Work task: Line by line, repeat the material below without any deviation.

Source material:

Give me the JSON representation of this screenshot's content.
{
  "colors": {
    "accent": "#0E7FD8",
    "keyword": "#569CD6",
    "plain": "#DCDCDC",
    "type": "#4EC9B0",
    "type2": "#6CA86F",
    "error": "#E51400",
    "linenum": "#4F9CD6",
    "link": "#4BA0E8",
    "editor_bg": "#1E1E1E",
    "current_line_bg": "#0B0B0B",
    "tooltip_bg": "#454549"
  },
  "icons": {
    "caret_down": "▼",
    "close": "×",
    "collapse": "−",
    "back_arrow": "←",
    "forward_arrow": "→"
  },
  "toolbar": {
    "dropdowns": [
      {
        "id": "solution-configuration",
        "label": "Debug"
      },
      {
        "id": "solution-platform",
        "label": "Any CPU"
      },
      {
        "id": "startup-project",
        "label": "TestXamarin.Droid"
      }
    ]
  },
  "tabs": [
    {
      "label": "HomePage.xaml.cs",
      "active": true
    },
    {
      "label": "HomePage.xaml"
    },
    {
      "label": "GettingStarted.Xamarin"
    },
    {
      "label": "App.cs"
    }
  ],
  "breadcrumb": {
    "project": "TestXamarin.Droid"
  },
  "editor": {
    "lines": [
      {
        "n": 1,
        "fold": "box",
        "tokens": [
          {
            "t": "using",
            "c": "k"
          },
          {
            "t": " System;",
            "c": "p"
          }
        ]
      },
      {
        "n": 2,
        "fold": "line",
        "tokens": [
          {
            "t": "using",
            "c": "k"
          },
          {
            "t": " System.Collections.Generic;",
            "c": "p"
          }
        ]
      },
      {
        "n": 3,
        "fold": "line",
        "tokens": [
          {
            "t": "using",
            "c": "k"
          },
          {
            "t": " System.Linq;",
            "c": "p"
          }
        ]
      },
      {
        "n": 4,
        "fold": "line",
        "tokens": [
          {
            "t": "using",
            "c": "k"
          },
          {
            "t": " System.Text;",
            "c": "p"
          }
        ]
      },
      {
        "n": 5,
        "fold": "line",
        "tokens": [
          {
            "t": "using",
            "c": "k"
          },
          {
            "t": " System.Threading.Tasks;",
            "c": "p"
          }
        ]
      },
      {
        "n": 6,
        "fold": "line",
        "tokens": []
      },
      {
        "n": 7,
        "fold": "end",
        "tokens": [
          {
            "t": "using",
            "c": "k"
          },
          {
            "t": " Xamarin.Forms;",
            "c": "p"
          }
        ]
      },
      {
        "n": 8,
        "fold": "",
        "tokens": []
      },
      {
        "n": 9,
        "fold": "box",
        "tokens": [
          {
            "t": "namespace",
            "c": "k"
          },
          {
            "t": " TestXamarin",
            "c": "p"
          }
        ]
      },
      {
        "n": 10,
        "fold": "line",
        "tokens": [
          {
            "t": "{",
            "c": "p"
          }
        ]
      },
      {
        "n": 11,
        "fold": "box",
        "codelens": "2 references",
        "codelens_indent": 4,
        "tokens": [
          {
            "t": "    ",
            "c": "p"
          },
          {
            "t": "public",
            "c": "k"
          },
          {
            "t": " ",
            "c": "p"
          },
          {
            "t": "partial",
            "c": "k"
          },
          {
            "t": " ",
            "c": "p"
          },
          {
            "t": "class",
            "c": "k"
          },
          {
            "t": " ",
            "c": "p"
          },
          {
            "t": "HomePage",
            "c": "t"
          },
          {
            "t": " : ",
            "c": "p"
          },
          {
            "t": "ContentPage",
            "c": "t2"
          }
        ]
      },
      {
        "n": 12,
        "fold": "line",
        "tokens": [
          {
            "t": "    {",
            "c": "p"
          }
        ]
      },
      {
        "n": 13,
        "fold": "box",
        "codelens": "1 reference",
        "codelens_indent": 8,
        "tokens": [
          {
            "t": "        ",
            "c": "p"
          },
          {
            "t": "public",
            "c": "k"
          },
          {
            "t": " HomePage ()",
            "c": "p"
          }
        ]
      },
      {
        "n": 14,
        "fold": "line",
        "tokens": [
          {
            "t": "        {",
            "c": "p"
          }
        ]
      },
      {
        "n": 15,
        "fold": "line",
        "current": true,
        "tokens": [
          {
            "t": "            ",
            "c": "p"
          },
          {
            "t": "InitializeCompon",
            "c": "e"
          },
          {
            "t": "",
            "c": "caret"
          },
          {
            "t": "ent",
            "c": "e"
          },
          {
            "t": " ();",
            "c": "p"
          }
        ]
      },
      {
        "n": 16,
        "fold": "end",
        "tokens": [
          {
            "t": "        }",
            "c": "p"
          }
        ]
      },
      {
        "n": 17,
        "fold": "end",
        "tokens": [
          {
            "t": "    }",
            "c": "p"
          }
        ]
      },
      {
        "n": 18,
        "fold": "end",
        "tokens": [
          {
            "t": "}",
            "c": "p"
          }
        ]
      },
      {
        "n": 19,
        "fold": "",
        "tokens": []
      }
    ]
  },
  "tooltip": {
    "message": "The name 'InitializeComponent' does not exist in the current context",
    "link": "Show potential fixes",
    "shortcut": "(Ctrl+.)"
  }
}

Response to the task:
Give me the JSON representation of this screenshot's content.
{
  "colors": {
    "accent": "#0E7FD8",
    "keyword": "#569CD6",
    "plain": "#DCDCDC",
    "type": "#4EC9B0",
    "type2": "#6CA86F",
    "error": "#E51400",
    "linenum": "#4F9CD6",
    "link": "#4BA0E8",
    "editor_bg": "#1E1E1E",
    "current_line_bg": "#0B0B0B",
    "tooltip_bg": "#454549"
  },
  "icons": {
    "caret_down": "▼",
    "close": "×",
    "collapse": "−",
    "back_arrow": "←",
    "forward_arrow": "→"
  },
  "toolbar": {
    "dropdowns": [
      {
        "id": "solution-configuration",
        "label": "Debug"
      },
      {
        "id": "solution-platform",
        "label": "Any CPU"
      },
      {
        "id": "startup-project",
        "label": "TestXamarin.Droid"
      }
    ]
  },
  "tabs": [
    {
      "label": "HomePage.xaml.cs",
      "active": true
    },
    {
      "label": "HomePage.xaml"
    },
    {
      "label": "GettingStarted.Xamarin"
    },
    {
      "label": "App.cs"
    }
  ],
  "breadcrumb": {
    "project": "TestXamarin.Droid"
  },
  "editor": {
    "lines": [
      {
        "n": 1,
        "fold": "box",
        "tokens": [
          {
            "t": "using",
            "c": "k"
          },
          {
            "t": " System;",
            "c": "p"
          }
        ]
      },
      {
        "n": 2,
        "fold": "line",
        "tokens": [
          {
            "t": "using",
            "c": "k"
          },
          {
            "t": " System.Collections.Generic;",
            "c": "p"
          }
        ]
      },
      {
        "n": 3,
        "fold": "line",
        "tokens": [
          {
            "t": "using",
            "c": "k"
          },
          {
            "t": " System.Linq;",
            "c": "p"
          }
        ]
      },
      {
        "n": 4,
        "fold": "line",
        "tokens": [
          {
            "t": "using",
            "c": "k"
          },
          {
            "t": " System.Text;",
            "c": "p"
          }
        ]
      },
      {
        "n": 5,
        "fold": "line",
        "tokens": [
          {
            "t": "using",
            "c": "k"
          },
          {
            "t": " System.Threading.Tasks;",
            "c": "p"
          }
        ]
      },
      {
        "n": 6,
        "fold": "line",
        "tokens": []
      },
      {
        "n": 7,
        "fold": "end",
        "tokens": [
          {
            "t": "using",
            "c": "k"
          },
          {
            "t": " Xamarin.Forms;",
            "c": "p"
          }
        ]
      },
      {
        "n": 8,
        "fold": "",
        "tokens": []
      },
      {
        "n": 9,
        "fold": "box",
        "tokens": [
          {
            "t": "namespace",
            "c": "k"
          },
          {
            "t": " TestXamarin",
            "c": "p"
          }
        ]
      },
      {
        "n": 10,
        "fold": "line",
        "tokens": [
          {
            "t": "{",
            "c": "p"
          }
        ]
      },
      {
        "n": 11,
        "fold": "box",
        "codelens": "2 references",
        "codelens_indent": 4,
        "tokens": [
          {
            "t": "    ",
            "c": "p"
          },
          {
            "t": "public",
            "c": "k"
          },
          {
            "t": " ",
            "c": "p"
          },
          {
            "t": "partial",
            "c": "k"
          },
          {
            "t": " ",
            "c": "p"
          },
          {
            "t": "class",
            "c": "k"
          },
          {
            "t": " ",
            "c": "p"
          },
          {
            "t": "HomePage",
            "c": "t"
          },
          {
            "t": " : ",
            "c": "p"
          },
          {
            "t": "ContentPage",
            "c": "t2"
          }
        ]
      },
      {
        "n": 12,
        "fold": "line",
        "tokens": [
          {
            "t": "    {",
            "c": "p"
          }
        ]
      },
      {
        "n": 13,
        "fold": "box",
        "codelens": "1 reference",
        "codelens_indent": 8,
        "tokens": [
          {
            "t": "        ",
            "c": "p"
          },
          {
            "t": "public",
            "c": "k"
          },
          {
            "t": " HomePage ()",
            "c": "p"
          }
        ]
      },
      {
        "n": 14,
        "fold": "line",
        "tokens": [
          {
            "t": "        {",
            "c": "p"
          }
        ]
      },
      {
        "n": 15,
        "fold": "line",
        "current": true,
        "tokens": [
          {
            "t": "            ",
            "c": "p"
          },
          {
            "t": "InitializeCompon",
            "c": "e"
          },
          {
            "t": "",
            "c": "caret"
          },
          {
            "t": "ent",
            "c": "e"
          },
          {
            "t": " ();",
            "c": "p"
          }
        ]
      },
      {
        "n": 16,
        "fold": "end",
        "tokens": [
          {
            "t": "        }",
            "c": "p"
          }
        ]
      },
      {
        "n": 17,
        "fold": "end",
        "tokens": [
          {
            "t": "    }",
            "c": "p"
          }
        ]
      },
      {
        "n": 18,
        "fold": "end",
        "tokens": [
          {
            "t": "}",
            "c": "p"
          }
        ]
      },
      {
        "n": 19,
        "fold": "",
        "tokens": []
      }
    ]
  },
  "tooltip": {
    "message": "The name 'InitializeComponent' does not exist in the current context",
    "link": "Show potential fixes",
    "shortcut": "(Ctrl+.)"
  }
}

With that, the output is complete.